SCDOT says this would be a "Type II" project, meaning there isn't an active project underway at Highway 22 like a widening of the road, so there's no way to fund a noise study.
But that does mean, in the future, if SCDOT needs to make changes to the highway, a noise analysis would be required - something Causey could get on board with.
"If they did the study and knew what kind of sound was out here, they would understand that hey they need to do something," Causey said, adding, "Is not like it used to be where most locals just used it, now it's used by most people that are traveling, they take Highway 22…We're supposed to be able to live out here and not get bothered by anything. Now we hear the traffic all day, all night…As long as I live here I'm going to have to deal with that, and as long as I deal with it someone's going to have to deal with me."
WMBF News Investigators did ask SCDOT about the work being done near Causey's home. The agency said it was installing traffic counters on Highway 22 to collect data that would help it understand traffic patterns to avoid future congestion.
In the month of January, tens of thousands of cars went by the Causey's home, hitting a peak on Friday, January 13 - more than 11,000 cars that day alone. Traffic hit its high mark at more than 1,000 cars between 6 p.m. and 7 p.m.
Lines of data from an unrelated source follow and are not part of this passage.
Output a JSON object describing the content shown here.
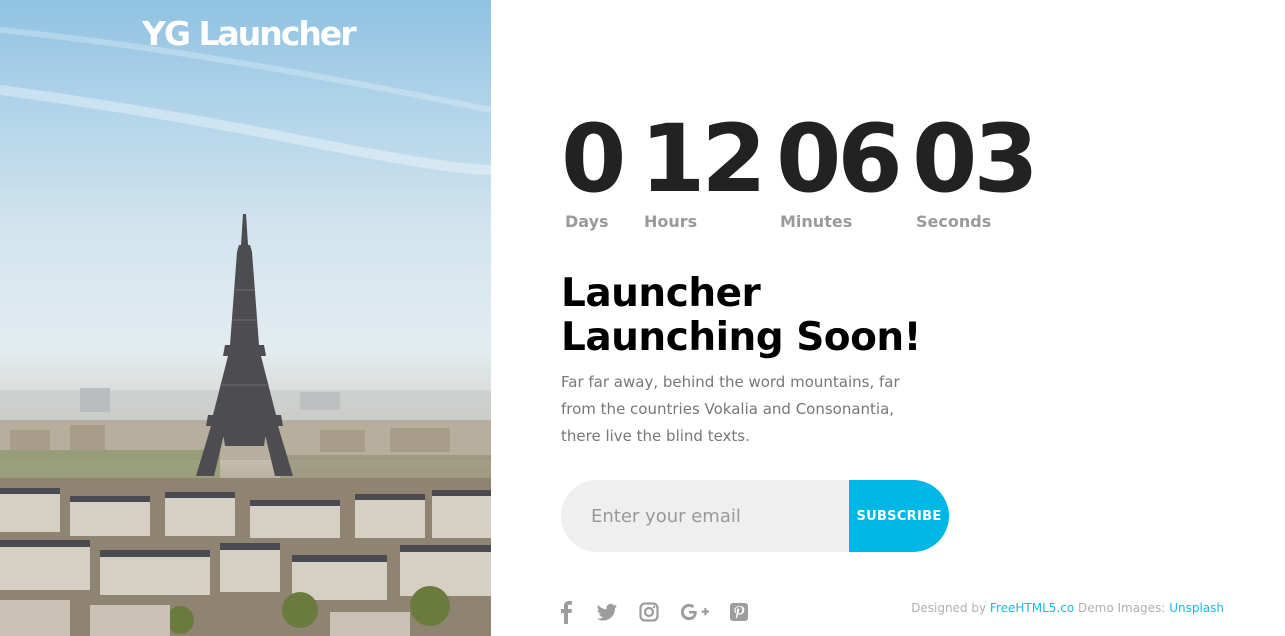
{
  "brand": {
    "name": "YG Launcher"
  },
  "countdown": [
    {
      "value": "0",
      "label": "Days"
    },
    {
      "value": "12",
      "label": "Hours"
    },
    {
      "value": "06",
      "label": "Minutes"
    },
    {
      "value": "03",
      "label": "Seconds"
    }
  ],
  "hero": {
    "title_line1": "Launcher",
    "title_line2": "Launching Soon!",
    "description": "Far far away, behind the word mountains, far from the countries Vokalia and Consonantia, there live the blind texts."
  },
  "subscribe": {
    "placeholder": "Enter your email",
    "button_label": "SUBSCRIBE"
  },
  "social": [
    "facebook-icon",
    "twitter-icon",
    "instagram-icon",
    "google-plus-icon",
    "pinterest-icon"
  ],
  "footer": {
    "designed_by": "Designed by",
    "designer_link": "FreeHTML5.co",
    "demo_images": "Demo Images:",
    "images_link": "Unsplash"
  },
  "colors": {
    "accent": "#00b7e6",
    "heading": "#222222",
    "muted": "#9a9a9a",
    "link": "#1fb6e8",
    "input_bg": "#efefef"
  }
}
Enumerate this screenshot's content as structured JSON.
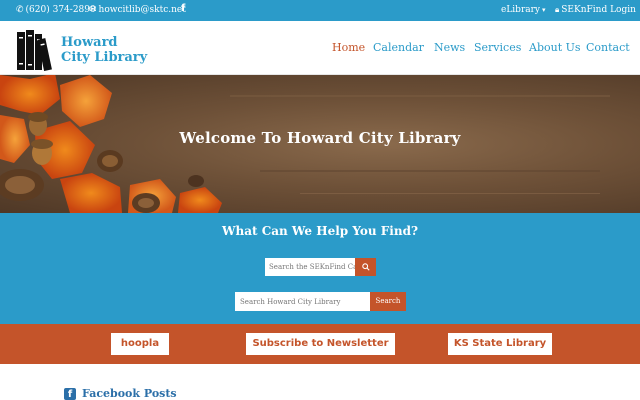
{
  "topbar": {
    "phone": "(620) 374-2890",
    "email": "howcitlib@sktc.net",
    "facebook_icon": "f",
    "elibrary": "eLibrary",
    "elibrary_arrow": "▾",
    "sekfind_login": "SEKnFind Login",
    "icons": {
      "phone": "phone-icon",
      "email": "mail-icon",
      "facebook": "facebook-icon",
      "lock": "lock-icon"
    }
  },
  "header": {
    "logo_line1": "Howard",
    "logo_line2": "City Library",
    "nav": [
      {
        "label": "Home",
        "active": true
      },
      {
        "label": "Calendar"
      },
      {
        "label": "News"
      },
      {
        "label": "Services"
      },
      {
        "label": "About Us"
      },
      {
        "label": "Contact"
      }
    ]
  },
  "hero": {
    "title": "Welcome To Howard City Library"
  },
  "search": {
    "heading": "What Can We Help You Find?",
    "catalog_placeholder": "Search the SEKnFind Catalog",
    "catalog_button_icon": "search-icon",
    "site_placeholder": "Search Howard City Library",
    "site_button": "Search"
  },
  "links": [
    {
      "label": "hoopla"
    },
    {
      "label": "Subscribe to Newsletter"
    },
    {
      "label": "KS State Library"
    }
  ],
  "facebook": {
    "icon": "f",
    "title": "Facebook Posts"
  },
  "colors": {
    "blue": "#2b9bc9",
    "orange": "#c4542a",
    "fb_blue": "#2b6fa8"
  }
}
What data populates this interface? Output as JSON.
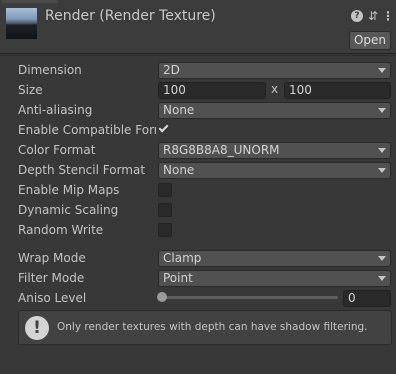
{
  "header": {
    "title": "Render (Render Texture)",
    "help_icon": "?",
    "settings_icon": "⇵",
    "menu_icon": "⋮",
    "open_label": "Open"
  },
  "fields": {
    "dimension": {
      "label": "Dimension",
      "value": "2D"
    },
    "size": {
      "label": "Size",
      "width": "100",
      "separator": "x",
      "height": "100"
    },
    "anti_aliasing": {
      "label": "Anti-aliasing",
      "value": "None"
    },
    "enable_compatible_format": {
      "label": "Enable Compatible Form",
      "checked": true
    },
    "color_format": {
      "label": "Color Format",
      "value": "R8G8B8A8_UNORM"
    },
    "depth_stencil_format": {
      "label": "Depth Stencil Format",
      "value": "None"
    },
    "enable_mip_maps": {
      "label": "Enable Mip Maps",
      "checked": false
    },
    "dynamic_scaling": {
      "label": "Dynamic Scaling",
      "checked": false
    },
    "random_write": {
      "label": "Random Write",
      "checked": false
    },
    "wrap_mode": {
      "label": "Wrap Mode",
      "value": "Clamp"
    },
    "filter_mode": {
      "label": "Filter Mode",
      "value": "Point"
    },
    "aniso_level": {
      "label": "Aniso Level",
      "value": "0",
      "slider_fraction": 0
    }
  },
  "helpbox": {
    "icon": "!",
    "text": "Only render textures with depth can have shadow filtering."
  }
}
Causey said her biggest concern is the upcoming motorcycle events that she expects to bring loud noise through the night for days at a time.